You may not know Buddy Rhodes but you have seen his concrete work around Duboce Park. He provided the materials, expertise, and studio that allowed ud to make commemorative tiles with handprints, dog prints, and names. for the playground wall near the mosaic thrones. He designed the table labyrinth and toad stools for the Scott Street Labyrinth and most recently designed and manufactured the sitting disks located at the Noe-Duboce MUNI stop. He is currently involved in the design of the seating wall at Steiner and Duboce.
Where did you grow up? Did you go to parks as a child?
I grew up on Long Island in New York: Central Islip during the school year and summers at a beach house on Peconic Bay that I truly loved. My summer on the Bay was one big park. But my parents would take me to Central Park in Manhattan – in the center of the city just like Duboce Park is – and I really loved the openness and all the things going on there.
What is your educational background?
I went to Alfred University College of Ceramics in upstate New York, and drove across country to attend the San Francisco Art Institute undergraduate and then the masters program. I was attracted by the artists here working in ceramics: Peter Voulkos, Richard Shaw, Robert Arneson and others.
What are some of your favorite things about Duboce Park?
It’s beautiful! My now-wife Susan and I found a house in 1987 that sat right next to it. We fell in love with the neighborhood long before it became what it is today. My street is almost like a boardwalk, with people walking to and from the N Judah. We know our neighbors all by name and we celebrate holidays together. I’ve watched babies grow up now and go off to college.
And now, as the houses have changed owners, the street has been filled with new little ones. Susan and I were married where our street meets Duboce Park and we closed off the street for the party. I love Duboce Park and all the events it attracts: DogFest, SantaCon, birthday parties and movie nights. The best thing of all is that our dogs have grown up thinking the park is their back yard and we have met many friends there through the dogs.
How often to you come to the park?
Most every day.
Why do you volunteer?
I like to offer what I can. I always wanted to make something for the park. I’ve gotten a chance to do that several times now, and sometimes I even get paid for it.
How has the park changed since you started coming to the park?
Well, some of the trees have fallen over or died, just like some of my friends since I’ve been here! The dog park was moved from one end of the park to the other and it’s now SF dog central. The Harvey Milk Center was renovated, and the “haunted house” at Carmelita on the park has been totally renovated.
What would you like to see done in the park?
Ah, yes! I would like to see the Steiner-Duboce Corner Improvement Plan come to fruition. It’s a creative way to turn that underused corner into a safe and useful, not to mention beautiful, area for everyone. And I have been asked to bid on making the curved wall-bench. Wish me luck!

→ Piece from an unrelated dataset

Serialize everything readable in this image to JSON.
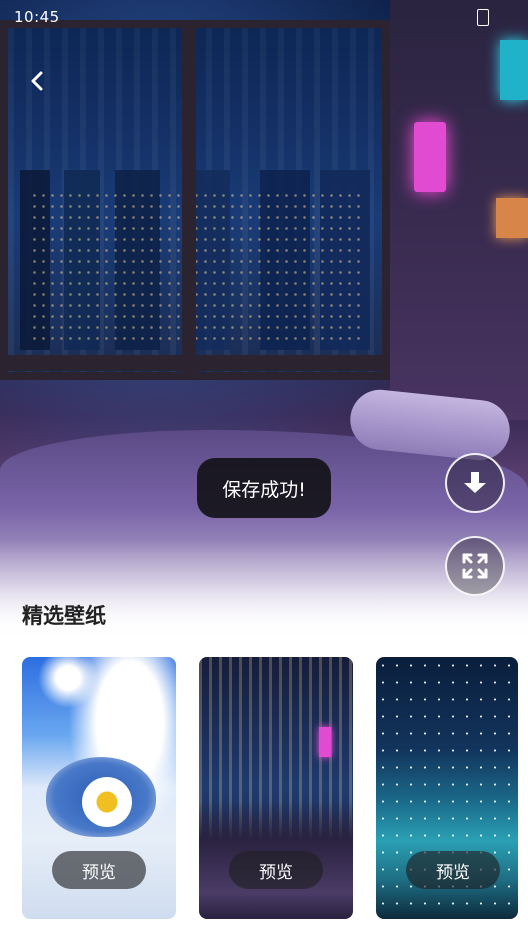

That stool design came to me as a refinement of a stool I’d been making for years. This one is more sculptural, but it’s a variation on a long running theme of mine. The Labyrinth stools are planted in the ground, but most in my shop are hollow and moveable.
The city came to me with an idea and I adapted it. They tried to give the job to a cheaper contractor, a big company, not an artist. Then my wife, who was working for me at the time, appealed to them by saying we could make them with 97% recycled material and they would also be made by a local artist who lived on the park. The city’s architect went to bat for us and here they are.